the joint committee on taxation issuing a new report today showing millionaire earners would see their average tax rate go from 30% to 33% in 2022 by 2027 that would top 38% and their tax bill would go 13% higher if you look at the direct taxes, the house plan cuts taxes in 2022 for every single income group except the top 1%. guys >> so not exactly a gift for the wealthy, robert. thank you. robert frank as we look ahead to tomorrow the market today -- look, this extreme with the nasdaq getting hurt and the dow and the s&p outperforming. we did close off the lows and up said the market might be on to something there. >> i think there was a hesitation to really press the bets once you saw that urgent forced

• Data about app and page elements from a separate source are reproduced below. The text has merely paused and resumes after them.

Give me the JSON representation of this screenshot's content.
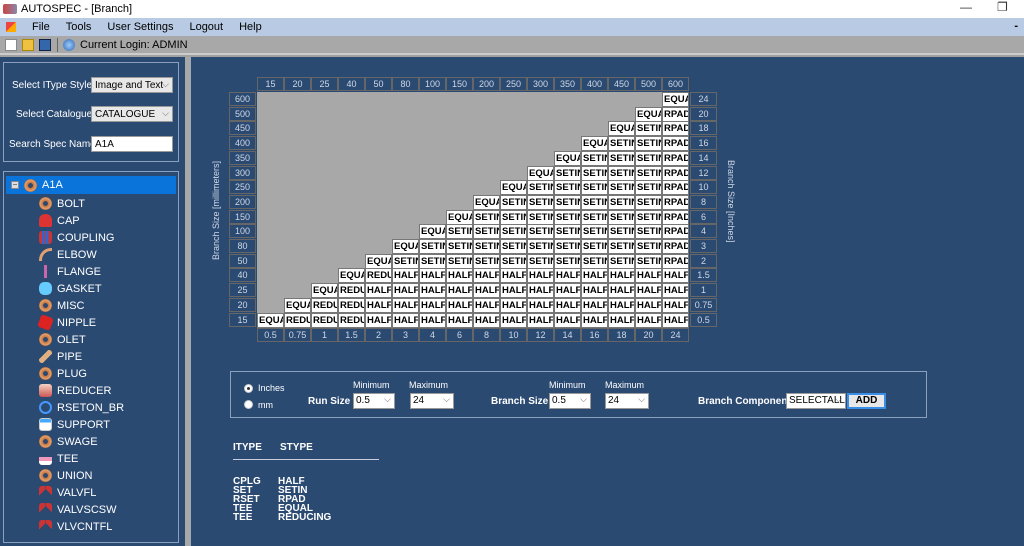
{
  "window": {
    "title": "AUTOSPEC - [Branch]",
    "minimize": "—",
    "restore": "❐"
  },
  "menu": [
    "File",
    "Tools",
    "User Settings",
    "Logout",
    "Help"
  ],
  "toolbar": {
    "login_label": "Current Login: ADMIN"
  },
  "left_panel": {
    "itype_style_label": "Select IType Style :",
    "itype_style_value": "Image and Text",
    "catalogue_label": "Select Catalogue :",
    "catalogue_value": "CATALOGUE",
    "search_label": "Search Spec Name:",
    "search_value": "A1A"
  },
  "tree": {
    "root": "A1A",
    "items": [
      {
        "label": "BOLT",
        "icon": "nut"
      },
      {
        "label": "CAP",
        "icon": "cap"
      },
      {
        "label": "COUPLING",
        "icon": "coupling"
      },
      {
        "label": "ELBOW",
        "icon": "elbow"
      },
      {
        "label": "FLANGE",
        "icon": "flange"
      },
      {
        "label": "GASKET",
        "icon": "gasket"
      },
      {
        "label": "MISC",
        "icon": "nut"
      },
      {
        "label": "NIPPLE",
        "icon": "nipple"
      },
      {
        "label": "OLET",
        "icon": "nut"
      },
      {
        "label": "PIPE",
        "icon": "pipe"
      },
      {
        "label": "PLUG",
        "icon": "nut"
      },
      {
        "label": "REDUCER",
        "icon": "reducer"
      },
      {
        "label": "RSETON_BR",
        "icon": "rseton"
      },
      {
        "label": "SUPPORT",
        "icon": "support"
      },
      {
        "label": "SWAGE",
        "icon": "nut"
      },
      {
        "label": "TEE",
        "icon": "tee"
      },
      {
        "label": "UNION",
        "icon": "nut"
      },
      {
        "label": "VALVFL",
        "icon": "valve"
      },
      {
        "label": "VALVSCSW",
        "icon": "valve"
      },
      {
        "label": "VLVCNTFL",
        "icon": "valve"
      }
    ]
  },
  "grid": {
    "left_axis_label": "Branch Size [millimeters]",
    "right_axis_label": "Branch Size [Inches]",
    "run_mm": [
      "15",
      "20",
      "25",
      "40",
      "50",
      "80",
      "100",
      "150",
      "200",
      "250",
      "300",
      "350",
      "400",
      "450",
      "500",
      "600"
    ],
    "run_in": [
      "0.5",
      "0.75",
      "1",
      "1.5",
      "2",
      "3",
      "4",
      "6",
      "8",
      "10",
      "12",
      "14",
      "16",
      "18",
      "20",
      "24"
    ],
    "branch_mm_top_down": [
      "600",
      "500",
      "450",
      "400",
      "350",
      "300",
      "250",
      "200",
      "150",
      "100",
      "80",
      "50",
      "40",
      "25",
      "20",
      "15"
    ],
    "branch_in_top_down": [
      "24",
      "20",
      "18",
      "16",
      "14",
      "12",
      "10",
      "8",
      "6",
      "4",
      "3",
      "2",
      "1.5",
      "1",
      "0.75",
      "0.5"
    ],
    "rows_bottom_up": [
      [
        "EQUA",
        "REDU",
        "REDU",
        "REDU",
        "HALF",
        "HALF",
        "HALF",
        "HALF",
        "HALF",
        "HALF",
        "HALF",
        "HALF",
        "HALF",
        "HALF",
        "HALF",
        "HALF"
      ],
      [
        "EQUA",
        "REDU",
        "REDU",
        "HALF",
        "HALF",
        "HALF",
        "HALF",
        "HALF",
        "HALF",
        "HALF",
        "HALF",
        "HALF",
        "HALF",
        "HALF",
        "HALF"
      ],
      [
        "EQUA",
        "REDU",
        "HALF",
        "HALF",
        "HALF",
        "HALF",
        "HALF",
        "HALF",
        "HALF",
        "HALF",
        "HALF",
        "HALF",
        "HALF",
        "HALF"
      ],
      [
        "EQUA",
        "REDU",
        "HALF",
        "HALF",
        "HALF",
        "HALF",
        "HALF",
        "HALF",
        "HALF",
        "HALF",
        "HALF",
        "HALF",
        "HALF"
      ],
      [
        "EQUA",
        "SETIN",
        "SETIN",
        "SETIN",
        "SETIN",
        "SETIN",
        "SETIN",
        "SETIN",
        "SETIN",
        "SETIN",
        "SETIN",
        "RPAD"
      ],
      [
        "EQUA",
        "SETIN",
        "SETIN",
        "SETIN",
        "SETIN",
        "SETIN",
        "SETIN",
        "SETIN",
        "SETIN",
        "SETIN",
        "RPAD"
      ],
      [
        "EQUA",
        "SETIN",
        "SETIN",
        "SETIN",
        "SETIN",
        "SETIN",
        "SETIN",
        "SETIN",
        "SETIN",
        "RPAD"
      ],
      [
        "EQUA",
        "SETIN",
        "SETIN",
        "SETIN",
        "SETIN",
        "SETIN",
        "SETIN",
        "SETIN",
        "RPAD"
      ],
      [
        "EQUA",
        "SETIN",
        "SETIN",
        "SETIN",
        "SETIN",
        "SETIN",
        "SETIN",
        "RPAD"
      ],
      [
        "EQUA",
        "SETIN",
        "SETIN",
        "SETIN",
        "SETIN",
        "SETIN",
        "RPAD"
      ],
      [
        "EQUA",
        "SETIN",
        "SETIN",
        "SETIN",
        "SETIN",
        "RPAD"
      ],
      [
        "EQUA",
        "SETIN",
        "SETIN",
        "SETIN",
        "RPAD"
      ],
      [
        "EQUA",
        "SETIN",
        "SETIN",
        "RPAD"
      ],
      [
        "EQUA",
        "SETIN",
        "RPAD"
      ],
      [
        "EQUA",
        "RPAD"
      ],
      [
        "EQUA"
      ]
    ]
  },
  "filter": {
    "unit_inches": "Inches",
    "unit_mm": "mm",
    "unit_selected": "Inches",
    "minimum_label": "Minimum",
    "maximum_label": "Maximum",
    "run_size_label": "Run Size",
    "run_min": "0.5",
    "run_max": "24",
    "branch_size_label": "Branch Size",
    "branch_min": "0.5",
    "branch_max": "24",
    "branch_component_label": "Branch Component",
    "branch_component_value": "SELECTALL",
    "add_label": "ADD"
  },
  "legend": {
    "headers": [
      "ITYPE",
      "STYPE"
    ],
    "rows": [
      [
        "CPLG",
        "HALF"
      ],
      [
        "SET",
        "SETIN"
      ],
      [
        "RSET",
        "RPAD"
      ],
      [
        "TEE",
        "EQUAL"
      ],
      [
        "TEE",
        "REDUCING"
      ]
    ]
  }
}
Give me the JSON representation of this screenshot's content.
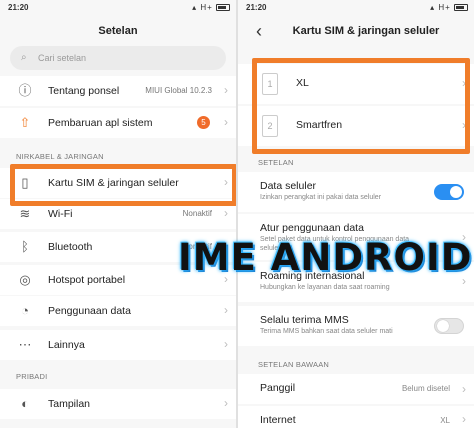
{
  "colors": {
    "accent": "#f07d2a",
    "toggle_on": "#2a8ff2",
    "badge": "#f06b2a"
  },
  "left": {
    "status": {
      "time": "21:20",
      "icons": "H+"
    },
    "title": "Setelan",
    "search": {
      "placeholder": "Cari setelan",
      "icon": "search-icon"
    },
    "items": [
      {
        "icon": "info-icon",
        "label": "Tentang ponsel",
        "value": "MIUI Global 10.2.3"
      },
      {
        "icon": "update-icon",
        "label": "Pembaruan apl sistem",
        "badge": "5"
      }
    ],
    "section_network": "NIRKABEL & JARINGAN",
    "network_items": [
      {
        "icon": "sim-card-icon",
        "label": "Kartu SIM & jaringan seluler"
      },
      {
        "icon": "wifi-icon",
        "label": "Wi-Fi",
        "value": "Nonaktif"
      },
      {
        "icon": "bluetooth-icon",
        "label": "Bluetooth",
        "value": "Nonaktif"
      },
      {
        "icon": "hotspot-icon",
        "label": "Hotspot portabel"
      },
      {
        "icon": "data-usage-icon",
        "label": "Penggunaan data"
      },
      {
        "icon": "more-icon",
        "label": "Lainnya"
      }
    ],
    "section_personal": "PRIBADI",
    "personal_items": [
      {
        "icon": "display-icon",
        "label": "Tampilan"
      }
    ]
  },
  "right": {
    "status": {
      "time": "21:20",
      "icons": "H+"
    },
    "title": "Kartu SIM & jaringan seluler",
    "sims": [
      {
        "slot": "1",
        "name": "XL"
      },
      {
        "slot": "2",
        "name": "Smartfren"
      }
    ],
    "section_settings": "SETELAN",
    "mobile_data": {
      "label": "Data seluler",
      "sub": "Izinkan perangkat ini pakai data seluler",
      "on": true
    },
    "usage": {
      "label": "Atur penggunaan data",
      "sub1": "Setel paket data untuk kontrol penggunaan data",
      "sub2": "seluler"
    },
    "roaming": {
      "label": "Roaming internasional",
      "sub": "Hubungkan ke layanan data saat roaming"
    },
    "mms": {
      "label": "Selalu terima MMS",
      "sub": "Terima MMS bahkan saat data seluler mati",
      "on": false
    },
    "section_default": "SETELAN BAWAAN",
    "calls": {
      "label": "Panggil",
      "value": "Belum disetel"
    },
    "internet": {
      "label": "Internet",
      "value": "XL"
    }
  },
  "watermark": "IME ANDROID"
}
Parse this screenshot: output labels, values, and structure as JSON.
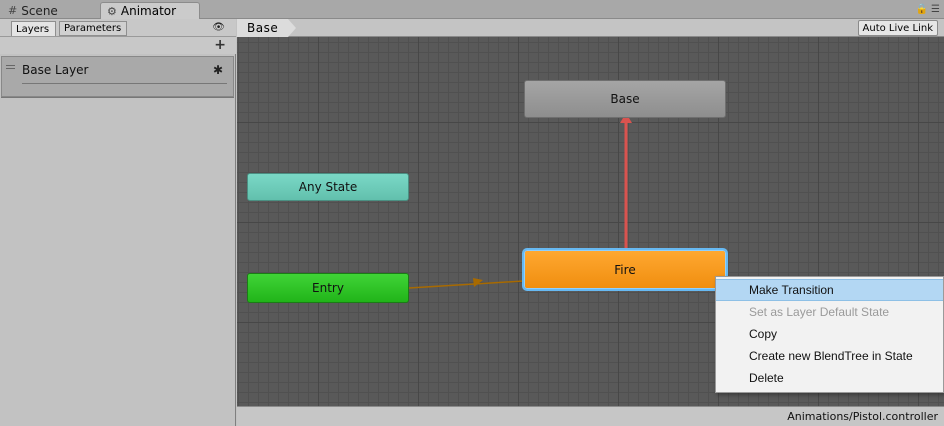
{
  "tabs": {
    "scene_label": "Scene",
    "animator_label": "Animator"
  },
  "left_panel": {
    "layers_tab": "Layers",
    "parameters_tab": "Parameters",
    "layer_name": "Base Layer"
  },
  "graph": {
    "breadcrumb": "Base",
    "live_link_button": "Auto Live Link",
    "states": {
      "base": "Base",
      "any_state": "Any State",
      "entry": "Entry",
      "fire": "Fire"
    },
    "colors": {
      "transition_selected": "#d9534f",
      "transition_default": "#a86a00",
      "fire_state": "#f29a1f",
      "entry_state": "#2ec626",
      "any_state": "#6fcdb9",
      "selection_outline": "#67b9f2"
    }
  },
  "status": {
    "controller_path": "Animations/Pistol.controller"
  },
  "context_menu": {
    "items": [
      "Make Transition",
      "Set as Layer Default State",
      "Copy",
      "Create new BlendTree in State",
      "Delete"
    ]
  }
}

selling type activity and the fast moving names ease up. okay, maybe nobody really has to be getting out -- i don't want to make too much and saying it's a decisive turn but makes a lot of sense that we've been seeing a market that coming into the week was wound very tight and it's been the case for a while in the since equity exposures are high the point being it hasn't fealty easy even though the market is up 25% and that's why i think you've had a lot of people moving their feet pretty quickly but still don't want to miss what typically is a good time of year especially even when the market has been up through this period of thanksgiving. >> i wonder how much of that is a statement of you can have a nice comeback like you did, close at the highs across the board, including yields.
the ten-year closed at the high and stocks were able to eke out 200 points and the nasdaq cut its losses in half >> yields are up from 112 to 165 and still most parts of the market are up. >> and bitcoin was up. that will do it for "closing bell." scott, always good to have you "fast money" begins right now. live from the nasdaq market site in times square this is "fast money. i'm melissa lee. co-founder of market rebellion.com, pete najarian the calls are under way. we'll bring you the very latest from the quarters. plus, break out or break down. apple is on a tear soaring 6% in the last week. is there trouble lurking in the charts where the trade is headed next the smash and grab crime spree